> _TASK INPUT_:
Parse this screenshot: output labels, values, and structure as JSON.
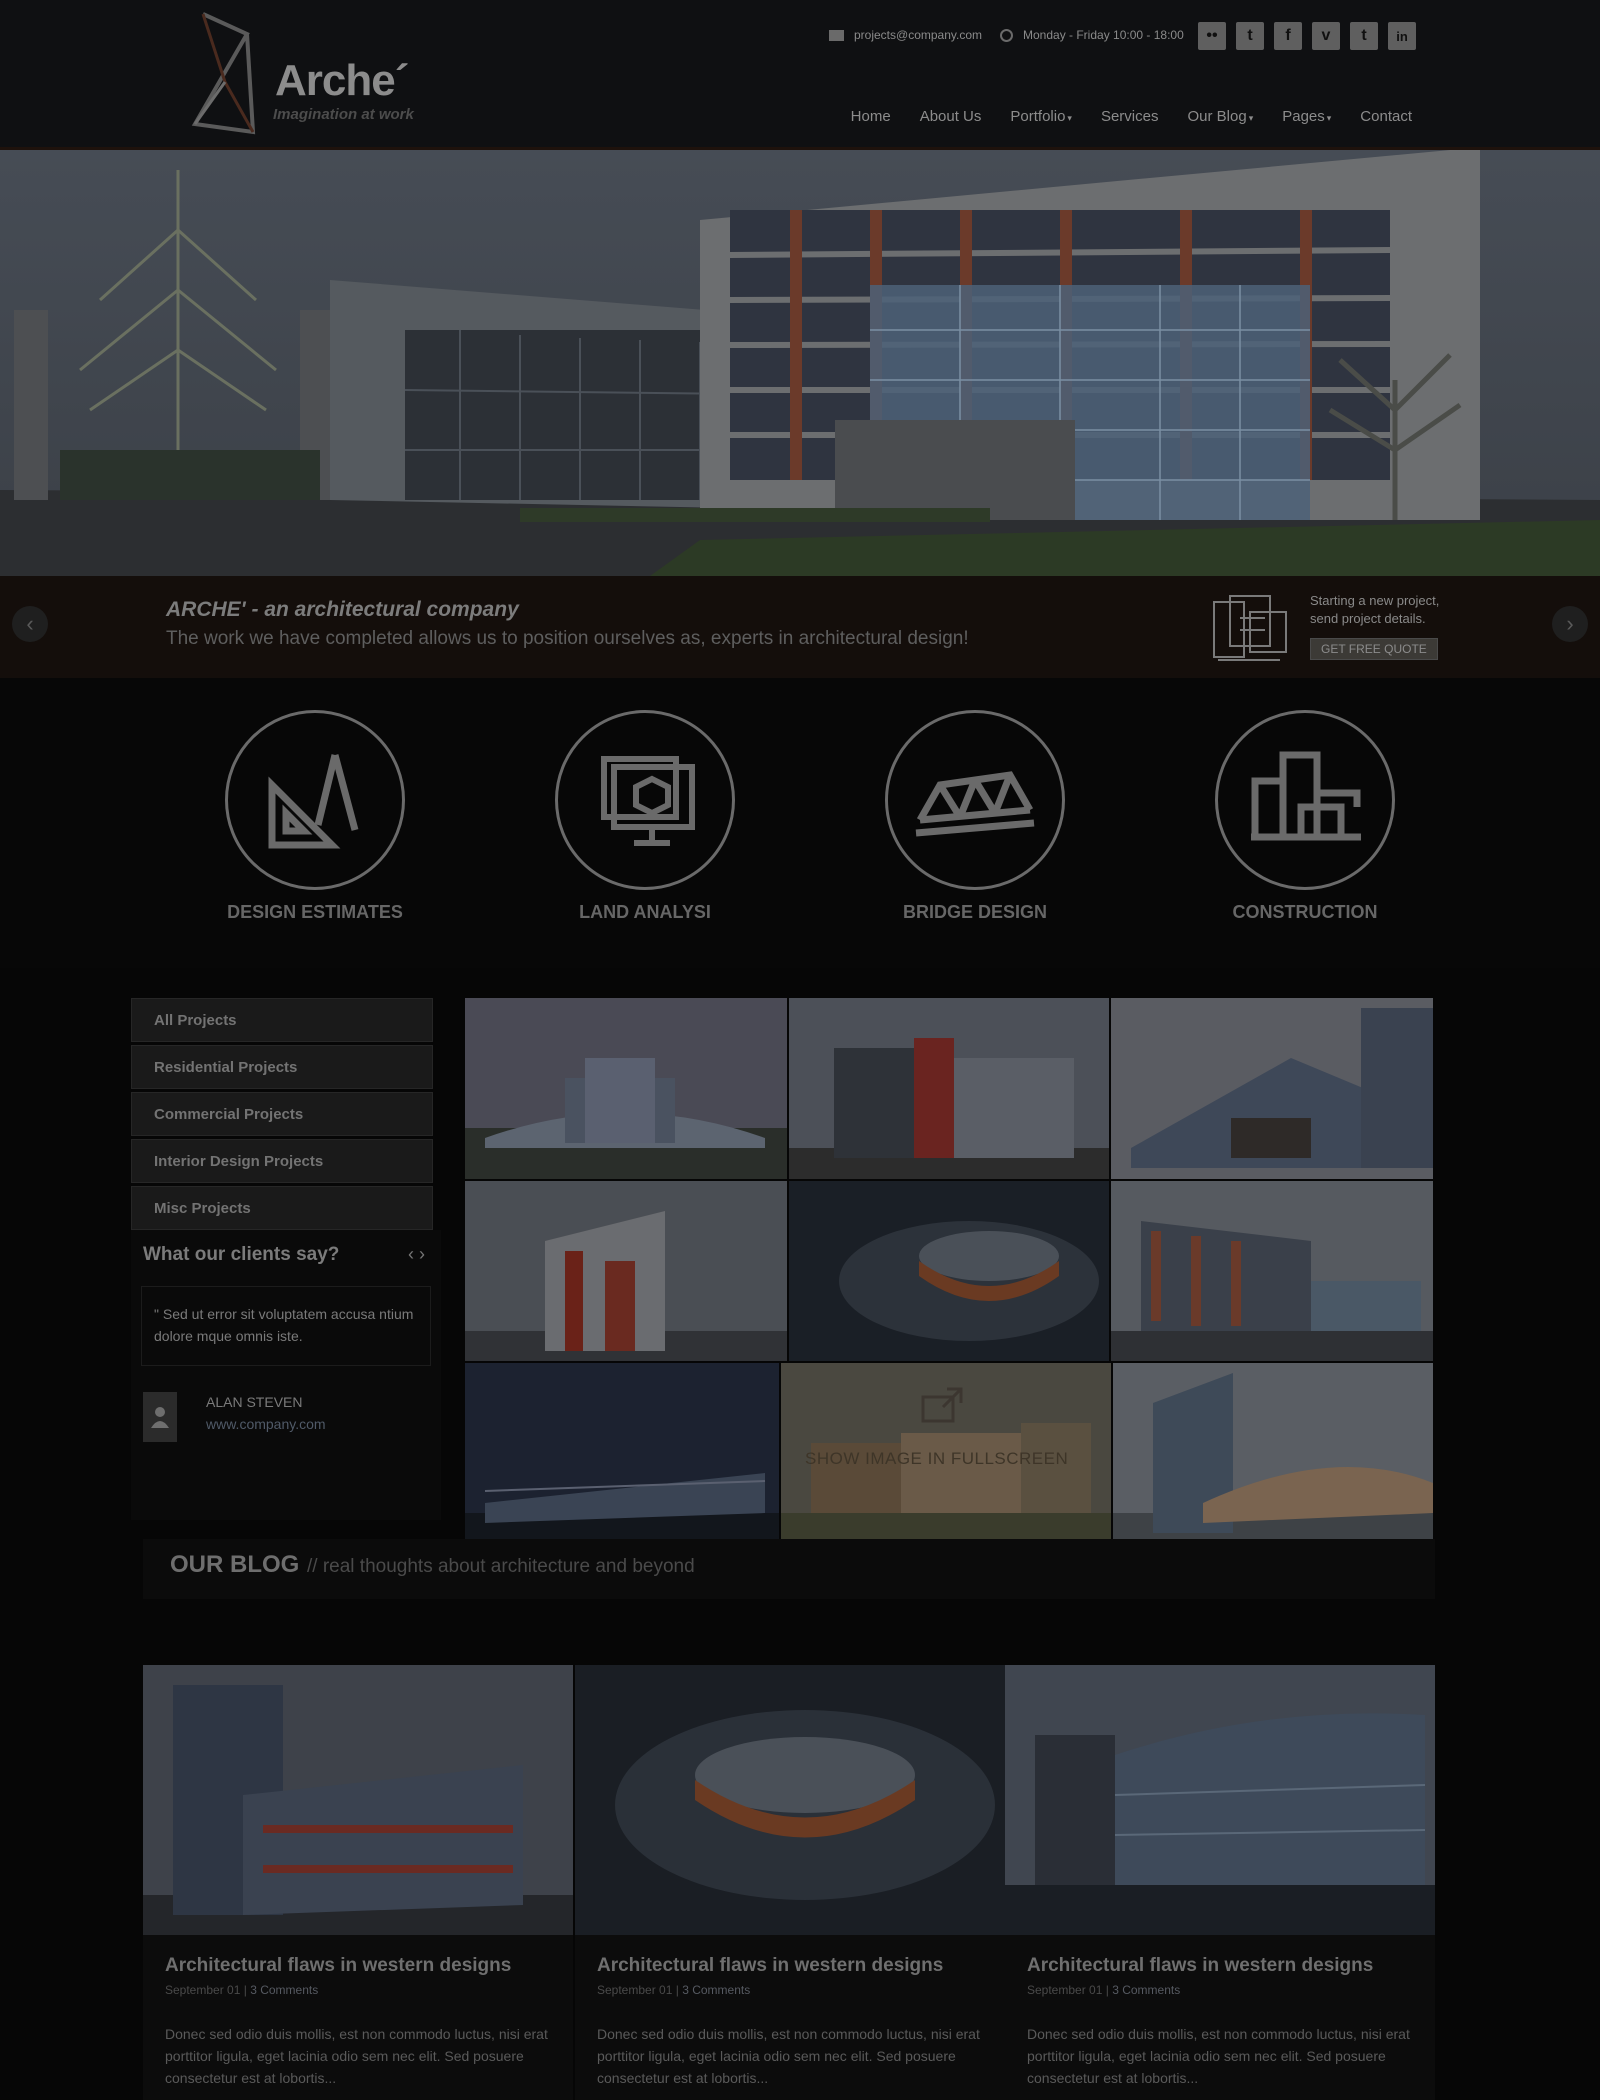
{
  "header": {
    "logo_word": "Arche´",
    "logo_tagline": "Imagination at work",
    "email": "projects@company.com",
    "hours": "Monday - Friday 10:00 - 18:00",
    "social": [
      {
        "icon": "flickr-icon",
        "glyph": "••"
      },
      {
        "icon": "twitter-icon",
        "glyph": "t"
      },
      {
        "icon": "facebook-icon",
        "glyph": "f"
      },
      {
        "icon": "vimeo-icon",
        "glyph": "v"
      },
      {
        "icon": "tumblr-icon",
        "glyph": "t"
      },
      {
        "icon": "linkedin-icon",
        "glyph": "in"
      }
    ],
    "nav": [
      "Home",
      "About Us",
      "Portfolio",
      "Services",
      "Our Blog",
      "Pages",
      "Contact"
    ]
  },
  "banner": {
    "title": "ARCHE' - an architectural company",
    "subtitle": "The work we have completed allows us to position ourselves as, experts in architectural design!",
    "quote_text_1": "Starting a new project,",
    "quote_text_2": "send project details.",
    "quote_button": "GET FREE QUOTE",
    "prev_arrow": "‹",
    "next_arrow": "›"
  },
  "services": [
    {
      "label": "DESIGN ESTIMATES",
      "icon": "set-square-compass-icon"
    },
    {
      "label": "LAND ANALYSI",
      "icon": "monitor-cube-icon"
    },
    {
      "label": "BRIDGE DESIGN",
      "icon": "bridge-icon"
    },
    {
      "label": "CONSTRUCTION",
      "icon": "buildings-icon"
    }
  ],
  "categories": [
    "All Projects",
    "Residential Projects",
    "Commercial Projects",
    "Interior Design Projects",
    "Misc Projects"
  ],
  "testimonial": {
    "title": "What our clients say?",
    "nav": "‹  ›",
    "quote": "\" Sed ut error sit voluptatem accusa ntium dolore mque omnis iste.",
    "name": "ALAN STEVEN",
    "site": "www.company.com"
  },
  "gallery": {
    "overlay_text": "SHOW IMAGE IN FULLSCREEN"
  },
  "blog": {
    "heading": "OUR BLOG",
    "subheading": "// real thoughts about architecture and beyond",
    "posts": [
      {
        "title": "Architectural flaws in western designs",
        "date": "September 01",
        "comments": "3 Comments",
        "excerpt": "Donec sed odio duis mollis, est non commodo luctus, nisi erat porttitor ligula, eget lacinia odio sem nec elit. Sed posuere consectetur est at lobortis..."
      },
      {
        "title": "Architectural flaws in western designs",
        "date": "September 01",
        "comments": "3 Comments",
        "excerpt": "Donec sed odio duis mollis, est non commodo luctus, nisi erat porttitor ligula, eget lacinia odio sem nec elit. Sed posuere consectetur est at lobortis..."
      },
      {
        "title": "Architectural flaws in western designs",
        "date": "September 01",
        "comments": "3 Comments",
        "excerpt": "Donec sed odio duis mollis, est non commodo luctus, nisi erat porttitor ligula, eget lacinia odio sem nec elit. Sed posuere consectetur est at lobortis..."
      }
    ]
  }
}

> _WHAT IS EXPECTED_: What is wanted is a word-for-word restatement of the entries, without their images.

> _RESULT OF THIS EXERCISE_:
Parse this screenshot: output labels, values, and structure as JSON.
{
  "header": {
    "logo_word": "Arche´",
    "logo_tagline": "Imagination at work",
    "email": "projects@company.com",
    "hours": "Monday - Friday 10:00 - 18:00",
    "social": [
      {
        "icon": "flickr-icon",
        "glyph": "••"
      },
      {
        "icon": "twitter-icon",
        "glyph": "t"
      },
      {
        "icon": "facebook-icon",
        "glyph": "f"
      },
      {
        "icon": "vimeo-icon",
        "glyph": "v"
      },
      {
        "icon": "tumblr-icon",
        "glyph": "t"
      },
      {
        "icon": "linkedin-icon",
        "glyph": "in"
      }
    ],
    "nav": [
      "Home",
      "About Us",
      "Portfolio",
      "Services",
      "Our Blog",
      "Pages",
      "Contact"
    ]
  },
  "banner": {
    "title": "ARCHE' - an architectural company",
    "subtitle": "The work we have completed allows us to position ourselves as, experts in architectural design!",
    "quote_text_1": "Starting a new project,",
    "quote_text_2": "send project details.",
    "quote_button": "GET FREE QUOTE",
    "prev_arrow": "‹",
    "next_arrow": "›"
  },
  "services": [
    {
      "label": "DESIGN ESTIMATES",
      "icon": "set-square-compass-icon"
    },
    {
      "label": "LAND ANALYSI",
      "icon": "monitor-cube-icon"
    },
    {
      "label": "BRIDGE DESIGN",
      "icon": "bridge-icon"
    },
    {
      "label": "CONSTRUCTION",
      "icon": "buildings-icon"
    }
  ],
  "categories": [
    "All Projects",
    "Residential Projects",
    "Commercial Projects",
    "Interior Design Projects",
    "Misc Projects"
  ],
  "testimonial": {
    "title": "What our clients say?",
    "nav": "‹  ›",
    "quote": "\" Sed ut error sit voluptatem accusa ntium dolore mque omnis iste.",
    "name": "ALAN STEVEN",
    "site": "www.company.com"
  },
  "gallery": {
    "overlay_text": "SHOW IMAGE IN FULLSCREEN"
  },
  "blog": {
    "heading": "OUR BLOG",
    "subheading": "// real thoughts about architecture and beyond",
    "posts": [
      {
        "title": "Architectural flaws in western designs",
        "date": "September 01",
        "comments": "3 Comments",
        "excerpt": "Donec sed odio duis mollis, est non commodo luctus, nisi erat porttitor ligula, eget lacinia odio sem nec elit. Sed posuere consectetur est at lobortis..."
      },
      {
        "title": "Architectural flaws in western designs",
        "date": "September 01",
        "comments": "3 Comments",
        "excerpt": "Donec sed odio duis mollis, est non commodo luctus, nisi erat porttitor ligula, eget lacinia odio sem nec elit. Sed posuere consectetur est at lobortis..."
      },
      {
        "title": "Architectural flaws in western designs",
        "date": "September 01",
        "comments": "3 Comments",
        "excerpt": "Donec sed odio duis mollis, est non commodo luctus, nisi erat porttitor ligula, eget lacinia odio sem nec elit. Sed posuere consectetur est at lobortis..."
      }
    ]
  }
}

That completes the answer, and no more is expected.